NEW YORK — It's been a year since James Dolan announced his intent to sell the New York Liberty, and the team is still on the market.
There have been several potential buyers and a few have gotten close to purchasing the team, but for various reasons all the potential deals fell through. Even without a new owner on the horizon and the Liberty in the same situation as last November, there is no danger of the team ceasing to exist this winter.
"There is no risk of the Liberty folding in the offseason," NBA Commissioner Adam Silver said in a phone interview. "Jim has been very helpful to the league on the Liberty. Even though the team wasn't sold on his initial timeline, he indicated he would do whatever is necessary to support the transition to a new owner."
The Liberty said in a statement they would "work closely with the WNBA to find the right steward for the team moving forward."
New York tried to make itself more appealing to a new owner by strengthening its financial structure after incurring heavy losses over the first 21 years. The team said before the season that it had "lost money every year since its inception and cumulative losses exceed $100 million."
Moving most of the home games to Westchester this past season did help the Liberty lose less money, although the franchise declined to comment on this season's financial situation.
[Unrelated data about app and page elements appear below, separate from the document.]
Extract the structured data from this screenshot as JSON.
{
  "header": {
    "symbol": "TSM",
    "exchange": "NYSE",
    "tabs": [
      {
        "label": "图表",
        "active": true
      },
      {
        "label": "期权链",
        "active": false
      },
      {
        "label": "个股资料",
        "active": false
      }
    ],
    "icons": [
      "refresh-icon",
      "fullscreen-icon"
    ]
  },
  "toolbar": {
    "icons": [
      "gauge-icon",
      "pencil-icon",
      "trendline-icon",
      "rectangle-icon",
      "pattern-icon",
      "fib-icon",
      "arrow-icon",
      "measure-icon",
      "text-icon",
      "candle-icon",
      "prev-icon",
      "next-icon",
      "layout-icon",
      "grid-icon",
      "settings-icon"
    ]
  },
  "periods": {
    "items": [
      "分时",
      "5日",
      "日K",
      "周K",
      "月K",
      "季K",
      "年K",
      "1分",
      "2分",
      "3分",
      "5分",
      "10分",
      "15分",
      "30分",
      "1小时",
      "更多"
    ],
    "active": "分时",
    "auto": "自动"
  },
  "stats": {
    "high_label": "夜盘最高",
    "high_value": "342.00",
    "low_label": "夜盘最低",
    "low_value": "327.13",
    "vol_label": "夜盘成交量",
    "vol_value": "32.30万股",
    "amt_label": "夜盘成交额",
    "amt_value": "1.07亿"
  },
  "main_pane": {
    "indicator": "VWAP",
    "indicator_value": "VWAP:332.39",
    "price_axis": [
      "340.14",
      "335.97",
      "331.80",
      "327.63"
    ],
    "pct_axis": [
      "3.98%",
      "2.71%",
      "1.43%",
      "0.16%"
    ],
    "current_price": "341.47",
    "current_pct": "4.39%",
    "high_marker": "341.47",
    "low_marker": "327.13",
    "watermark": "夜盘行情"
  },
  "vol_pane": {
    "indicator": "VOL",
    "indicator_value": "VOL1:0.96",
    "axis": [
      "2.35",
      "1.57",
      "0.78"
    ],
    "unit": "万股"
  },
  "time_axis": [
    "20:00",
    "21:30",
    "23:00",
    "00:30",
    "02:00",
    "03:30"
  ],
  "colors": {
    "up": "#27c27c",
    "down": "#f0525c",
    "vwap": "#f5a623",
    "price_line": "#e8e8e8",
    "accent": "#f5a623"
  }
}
Operating costs at the Westchester County Center were nearly 20 times less than playing a game at Madison Square Garden. The move to the WCC wasn't popular with longtime fans who would either have to drive or take a commuter train to reach the new arena.
The team dropped from fourth in attendance in 2017 to last in the league this past season, averaging 2,823 fans. That number was even smaller when the two kids' day games at MSG were taken out, with just 1,886 fans coming to the 15 Westchester dates. They couldn't routinely fill the arena, which was configured to hold only 2,319 fans.
The team plans on playing its games at the arena next year as well and already has sent out ticket renewal forms to its fans. The Liberty didn't announce they were playing at Westchester until February last season.
Improved play on the court could also help draw more fans. The Liberty struggled this season, finishing with the second-worst record in the league. To the Liberty players' credit, they didn't publicly grumble about the change in venue, which lacks many amenities of an NBA facility.
The union has discussed the arena issues with the league.